Yes! The more we work at something—even if we suck at first—the better we will get over time. It’s inevitable. But the key to making progress is showing up regularly. The longer we go between showing up, the more steps back we end up starting each time. That’s the true power of consistency: it lets you climb to somewhere far ahead of where you started.
I’ve had people comment that my writing is “so good”, but I could not see what they saw (I still have trouble seeing it). However, when I thought about how long I’ve been writing—how long I’ve been putting in the work and how long I’ve been studying words and scrutinizing sentences and paragraphs and essays—I realized that I must be a better writer than someone who is just starting, or someone who hasn’t put in the same amount of time and effort.
I wrote this post after realizing how my daily habit of walking each morning to greet the sunrise has, after several weeks, officially become a habit. I realized it was a habit was when I found myself mid-walk without much recollection of how I had gotten there. All of the actions necessary to get out of the house and start walking had become so automatic that they occurred subconsciously.
That’s when I tried to recall the last time I missed my morning walk. I knew that I had missed it at least a few times over the prior few weeks, but the trouble was that I could not recall even one of those days. The consistency of the morning walks had overshadowed the inconsistency of missing them.

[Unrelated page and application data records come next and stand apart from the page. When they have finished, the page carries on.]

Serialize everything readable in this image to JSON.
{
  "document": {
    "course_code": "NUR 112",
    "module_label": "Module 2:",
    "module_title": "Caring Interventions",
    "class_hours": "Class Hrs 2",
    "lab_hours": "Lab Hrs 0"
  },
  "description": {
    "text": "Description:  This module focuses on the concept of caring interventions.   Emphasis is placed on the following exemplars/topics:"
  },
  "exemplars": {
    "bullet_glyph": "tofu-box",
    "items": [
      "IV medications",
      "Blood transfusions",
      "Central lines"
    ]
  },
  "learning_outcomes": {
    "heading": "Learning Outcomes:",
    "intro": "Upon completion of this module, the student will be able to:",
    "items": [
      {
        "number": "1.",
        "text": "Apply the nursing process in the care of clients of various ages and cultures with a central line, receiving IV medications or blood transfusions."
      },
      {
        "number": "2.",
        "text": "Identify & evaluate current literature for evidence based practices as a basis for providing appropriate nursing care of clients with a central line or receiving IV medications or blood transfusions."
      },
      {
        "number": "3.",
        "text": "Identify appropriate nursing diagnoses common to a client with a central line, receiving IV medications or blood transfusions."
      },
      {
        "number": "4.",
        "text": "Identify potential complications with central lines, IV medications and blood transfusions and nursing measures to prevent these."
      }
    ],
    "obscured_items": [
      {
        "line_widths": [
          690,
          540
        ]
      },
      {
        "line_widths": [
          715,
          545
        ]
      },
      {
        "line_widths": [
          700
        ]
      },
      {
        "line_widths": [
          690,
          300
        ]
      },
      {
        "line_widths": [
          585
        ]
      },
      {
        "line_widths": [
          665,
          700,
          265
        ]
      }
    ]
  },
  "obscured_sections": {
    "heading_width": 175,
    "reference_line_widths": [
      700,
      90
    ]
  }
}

That made me think about how I often beat myself up over not publishing something regularly, and often stress out about missing a day, a week, or a month when I’m trying to build a habit of publishing regularly. The beauty, I realized, is that trying to create or maintain a perfect record isn’t important at all: it’s showing up, over and over and over, even when something breaks that perfect record, because the significance of a record disappears into oblivion when it’s overshadowed by the power of consistency.